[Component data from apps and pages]
::::::::::

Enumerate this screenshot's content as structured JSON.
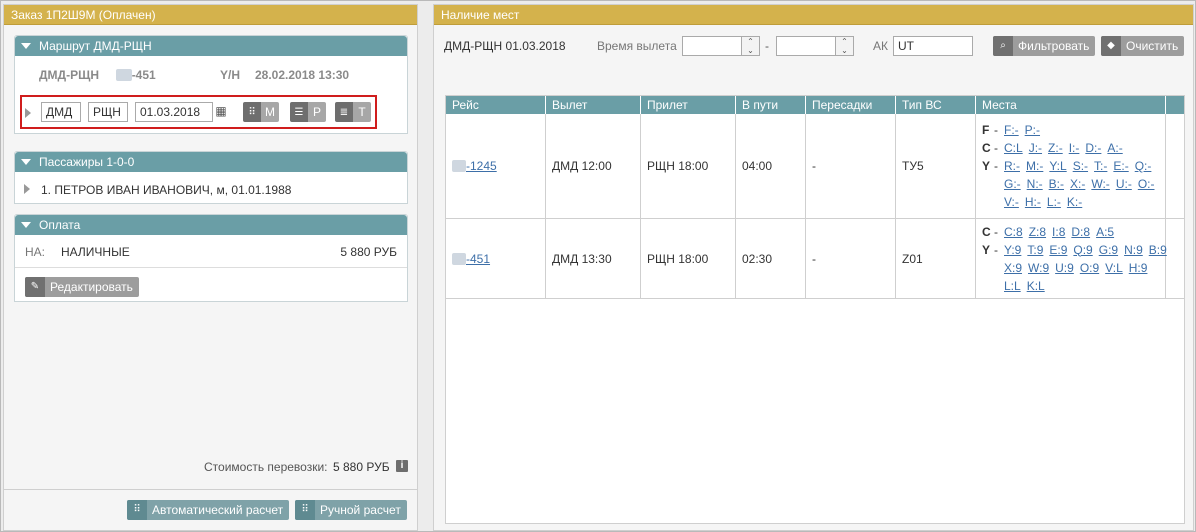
{
  "left": {
    "title": "Заказ 1П2Ш9М (Оплачен)",
    "route": {
      "header": "Маршрут ДМД-РЩН",
      "segment_route": "ДМД-РЩН",
      "segment_flight": "-451",
      "segment_class": "Y/Н",
      "segment_datetime": "28.02.2018 13:30",
      "edit": {
        "from": "ДМД",
        "to": "РЩН",
        "date": "01.03.2018",
        "btn_m": "M",
        "btn_p": "P",
        "btn_t": "T"
      }
    },
    "passengers": {
      "header": "Пассажиры 1-0-0",
      "items": [
        "1. ПЕТРОВ ИВАН ИВАНОВИЧ, м, 01.01.1988"
      ]
    },
    "payment": {
      "header": "Оплата",
      "prefix": "НА:",
      "method": "НАЛИЧНЫЕ",
      "amount": "5 880 РУБ",
      "edit_label": "Редактировать"
    },
    "cost_label": "Стоимость перевозки:",
    "cost_value": "5 880 РУБ",
    "auto_calc_label": "Автоматический расчет",
    "manual_calc_label": "Ручной расчет"
  },
  "right": {
    "title": "Наличие мест",
    "route": "ДМД-РЩН",
    "date": "01.03.2018",
    "departure_label": "Время вылета",
    "time_from": "",
    "time_to": "",
    "range_sep": "-",
    "ak_label": "АК",
    "ak_value": "UT",
    "filter_label": "Фильтровать",
    "clear_label": "Очистить",
    "columns": [
      "Рейс",
      "Вылет",
      "Прилет",
      "В пути",
      "Пересадки",
      "Тип ВС",
      "Места"
    ],
    "rows": [
      {
        "flight": "-1245",
        "departure": "ДМД 12:00",
        "arrival": "РЩН 18:00",
        "duration": "04:00",
        "transfers": "-",
        "aircraft": "ТУ5",
        "classes": [
          {
            "cls": "F",
            "codes": [
              "F:-",
              "P:-"
            ]
          },
          {
            "cls": "C",
            "codes": [
              "C:L",
              "J:-",
              "Z:-",
              "I:-",
              "D:-",
              "A:-"
            ]
          },
          {
            "cls": "Y",
            "codes": [
              "R:-",
              "M:-",
              "Y:L",
              "S:-",
              "T:-",
              "E:-",
              "Q:-",
              "G:-",
              "N:-",
              "B:-",
              "X:-",
              "W:-",
              "U:-",
              "O:-",
              "V:-",
              "H:-",
              "L:-",
              "K:-"
            ]
          }
        ]
      },
      {
        "flight": "-451",
        "departure": "ДМД 13:30",
        "arrival": "РЩН 18:00",
        "duration": "02:30",
        "transfers": "-",
        "aircraft": "Z01",
        "classes": [
          {
            "cls": "C",
            "codes": [
              "C:8",
              "Z:8",
              "I:8",
              "D:8",
              "A:5"
            ]
          },
          {
            "cls": "Y",
            "codes": [
              "Y:9",
              "T:9",
              "E:9",
              "Q:9",
              "G:9",
              "N:9",
              "B:9",
              "X:9",
              "W:9",
              "U:9",
              "O:9",
              "V:L",
              "H:9",
              "L:L",
              "K:L"
            ]
          }
        ]
      }
    ]
  }
}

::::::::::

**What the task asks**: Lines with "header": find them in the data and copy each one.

**Output below**:
      "header": "Маршрут ДМД-РЩН",
      "header": "Пассажиры 1-0-0",
      "header": "Оплата",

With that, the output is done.